This effort just came out last week, but the ARL, AAU and APLU are joining together to create a shared vision of universities collaborating with the Federal government and others to host institutional repositories across the the memberships to provide access to public access research – including data. While it is not entirely clear how this will be achieved – especially in the realm of data – I think that this is the type of collaboration that will provide a well researched, evidence based solution moving forward. I hope that SHARE continues to expand beyond the response to the OSTP memo, as I think Canadian academic institutions could benefit greatly from this effort. Here is a link to the development draft for SHARE: http://www.arl.org/storage/documents/publications/share-proposal-07june13.pdf
For Medical Librarians
My goal in presenting these data publication efforts is an attempt to get medical librarians to think more about the options that are available for data publication.

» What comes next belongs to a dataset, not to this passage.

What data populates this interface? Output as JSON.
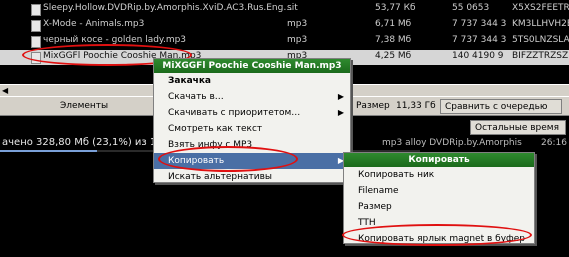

Journals, government agencies and open source communities are all trying to address the issues surrounding data publication, and I think it is our duty as medical librarians to familiarize ourselves with journal policies around data sharing; data publication initiatives like DataCite, Dryad, and figshare; and new government efforts like Biositemaps that are becoming more heavily used every day, and will be relevant for our liaison and research areas of practice moving forward. I have tried to provide a lot of links within this post, but I’ve included some more reading below that may be useful. I’d also like to mention that this is by no means an exhaustive list, but rather some of the interesting efforts i’ve seen throughout my work with data. Please feel free to add as you wish in the comments section.

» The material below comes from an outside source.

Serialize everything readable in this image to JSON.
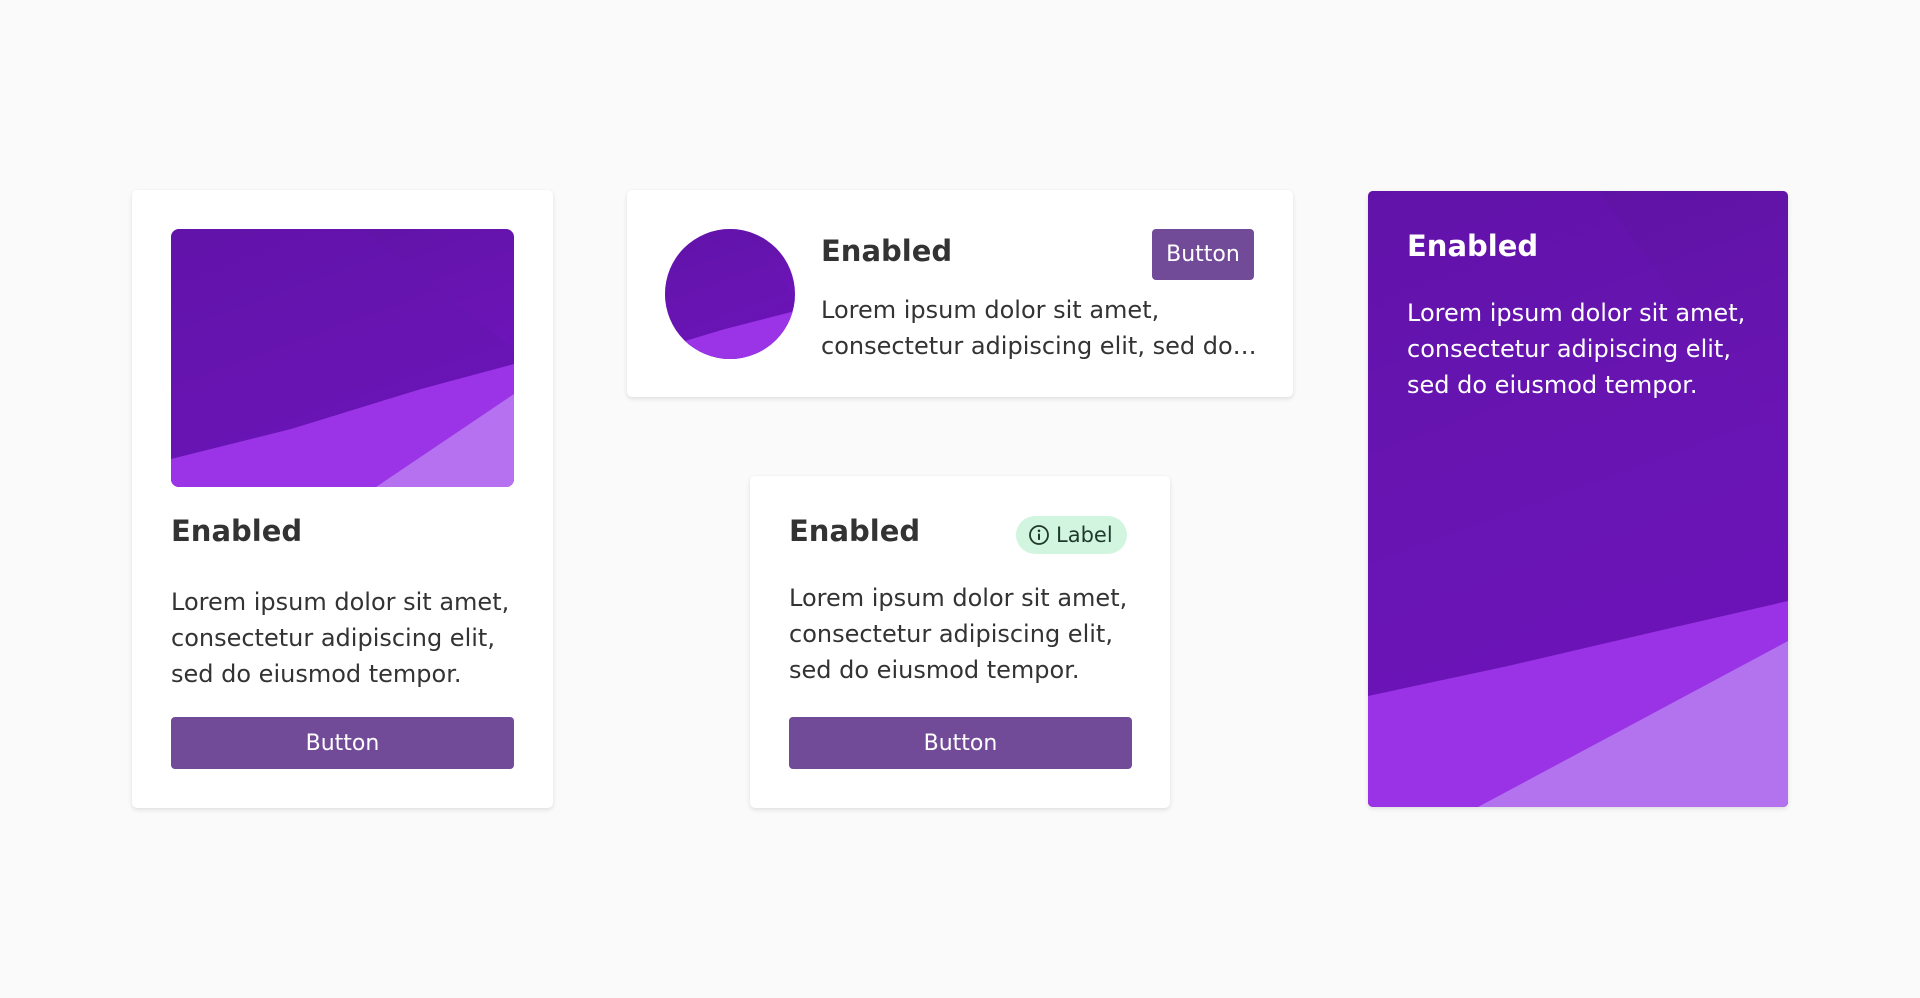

1. Borgman CL, Wallis JC, Enyedy N. Little science confronts the data deluge: habitat ecology, embedded sensor networks, and digital libraries. International Journal of Digital Libraries [Internet]. 2007;7:17–30. Available from: http://escholarship.org/uc/item/6fs4559s#
2. Lynch C. The shape of the scientific article in the developing cyberinfrastructure. CT Watch Quarterly [Internet]. 2007;3(3):5–10. Available from: http://www.ctwatch.org/quarterly/articles/2007/08/the-shape-of-the-scientific-article-in-the-developing-cyberinfrastructure/
3. Piowowar H, Chapman W. A review of journal policies for sharing research data. Nature Precedings [Internet]. 2008. Available from: http://www.academia.edu/904922/A_review_of_journal_policies_for_sharing_research_data
4. Reilly S, Schallier W, Schrimpf S, Smit E, Wilkinson M. Report on Integration of Data and Publications [Internet]. 2011: p. 1–7. Available from: http://www.alliancepermanentaccess.org/wp-content/uploads/downloads/2011/10/ODE-ReportOnIntegrationOfDataAndPublications-exesummary.pdf
5. Smith VS. Data publication: towards a database of everything. BMC research notes [Internet]. 2009 Jan [cited 2013 Mar 3];2:113. Available from: http://www.pubmedcentral.nih.gov/articlerender.fcgi?artid=2702265&tool=pmcentrez&rendertype=abstract
6. Whyte A. IDCC13 Data Publication: generating trust around data sharing. Digital Curation Centre [Internet]. 2013 Jan 23; Available from: http://www.dcc.ac.uk/blog/idcc13-data-publication-generating-trust-around-data-sharing